Let me start by quoting a segment of The NIGERIAN OBSERVER editorial of Tuesday, August 10, 2010 (page 12), which states, “The NIGERIAN OBSERVER asserts that while there are obvious problems that result in water shortage, there is lack of political will by the authorities concerned to make deliberate and conscious efforts to provide water for the people”. The editorial ended by urging “the Federal Government to produce a comprehensive water policy for the nation from which the states will take a cue as it appears that only lip service is being paid to the water shortage problem that has become a national phenomenon”.

It was heart-warming when on the 6th of August 2010, the Edo State Government, through the Commissioner for Energy and Water Resources, Comrade Didi Adodo, announced that it was out to end water scarcity in Edo State. This assurance was given by the commissioner while playing host to the Edo State Board of Directors, Urban Water Board led by its Chairman, Honourable Frank Arewele. According to the Commissioner, Edo people should see the issue of water as a challenge and not as a problem and that Governor Adams Oshiomhole was on top of the situation as he has determined to extend water borehole to all the nooks and crannies of the state. As the people have taken this media report to heart and are watching to see words marched with efficacious actions. It is imperative to lay a few things before the government and their planners in the water board:

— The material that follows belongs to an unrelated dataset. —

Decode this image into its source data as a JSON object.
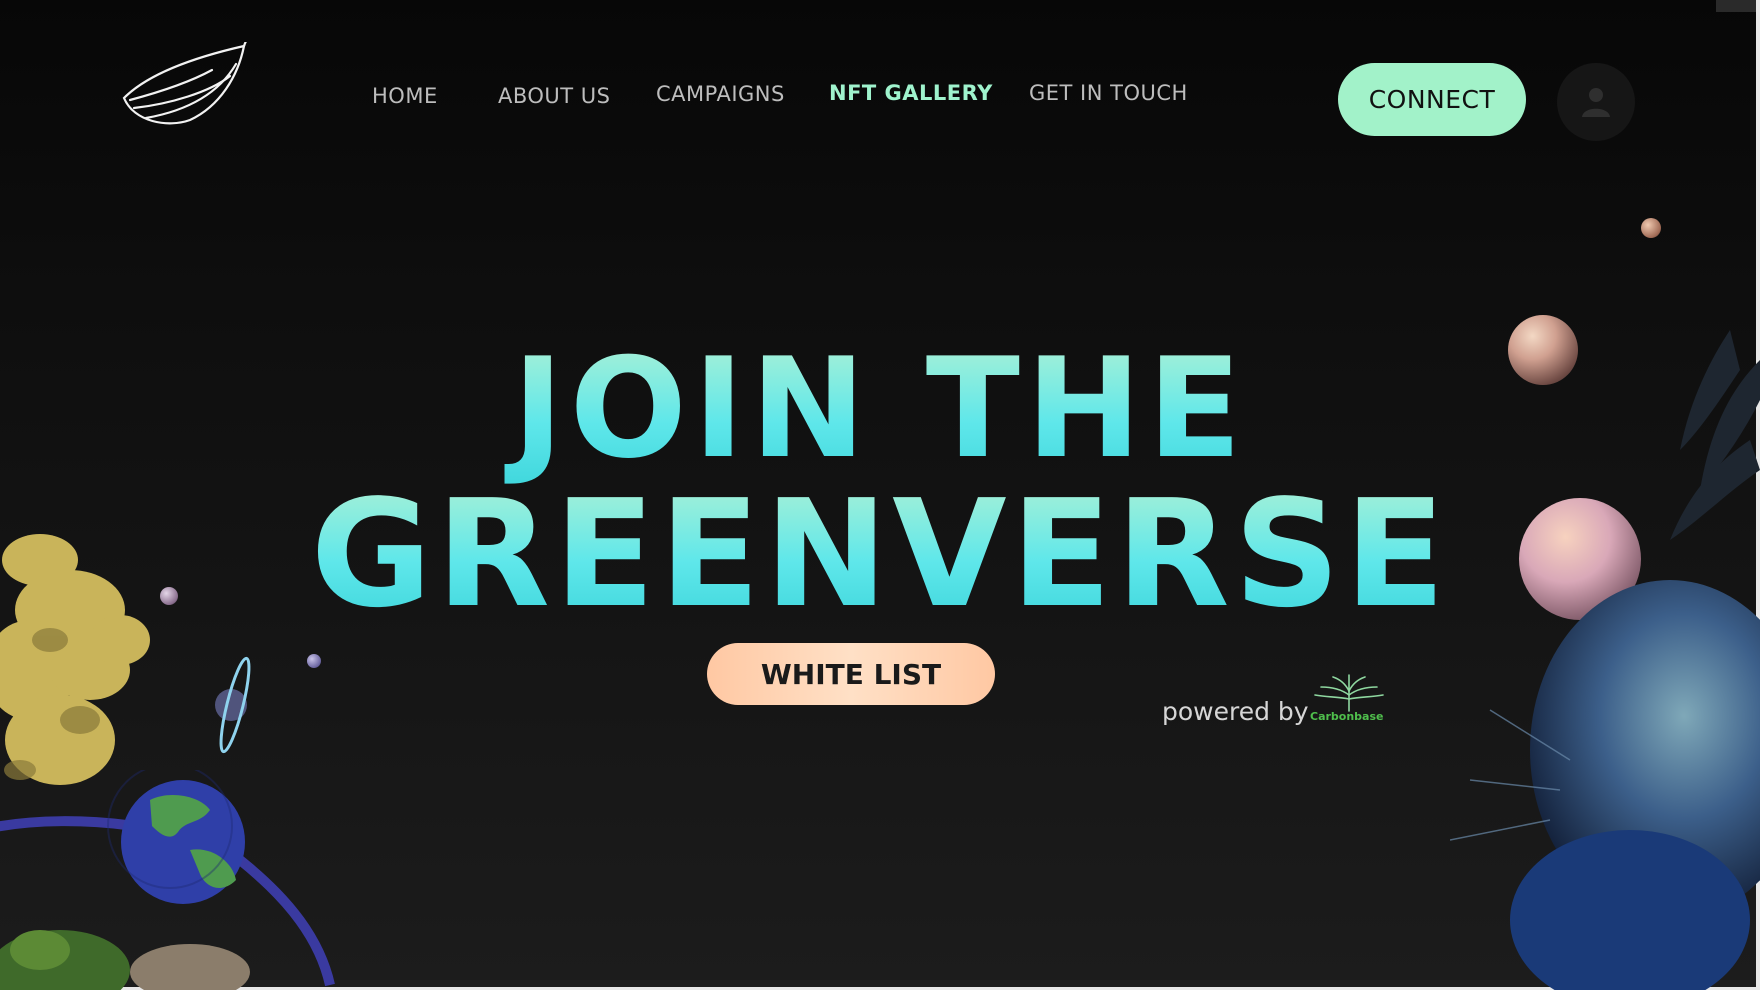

1.         Learn from the mistake of the Imo State government. in January, this year, the Imo State government made public its plan to begin rehabilitation of rural water scheme in the state. Chief Ralph Nwosu, the Commissioner for Public Utilities and Rural Development, in a chat with newsmen in Owerri, conceded that the government was careful not to allow the mistake of the past which made some politicians in Imo State to hijack the water scheme in the guise of constituency projects and misappropriated the funds by taking water project to communities that did not need them. The government decided that for real impact, a new strategy would be taken to executive water projects henceforth with percentage contributions by local councils, benefiting communities and the state government.

Now, the benefiting community’s role may not necessarily being monetary forms but should be such that will guarantee gender mainstreaming and supports capacity building for water and sksktation infrastructure and services development with the interests of women and men in land. This is crucial because recognizing the various roles of men and women when planning and implementing projects and schemes like this can increase chances for its sustainability.

2.         As the Federal Government and policy makers rethink having clearer commitments to our water and sanitation wahala, as part of their population and poverty reductionk strategies and dkdkfting from gender respectivelyk, states and local government should encourage gender mainstreaming especially at grassroots levels so that more women, who are more at the receiving end of our water problems, will be more involved in budgeting, expenses, workforce, think tanks and capacity development for equitable access to safe water.

Conclusively, if water the liquid of life is a basic human needs, and our females play a central part in the provision, management and safeguarding of water, let us recognize their contributions in organized arrangements for the development and management of our water resources. Beginning from the states water boards to communities, borehole keepers. It is essential that both women and men be equally involved in decision making processes regarding the provision, location, technology and protection of water and sanitation facilities in the community and household. Or what do you think?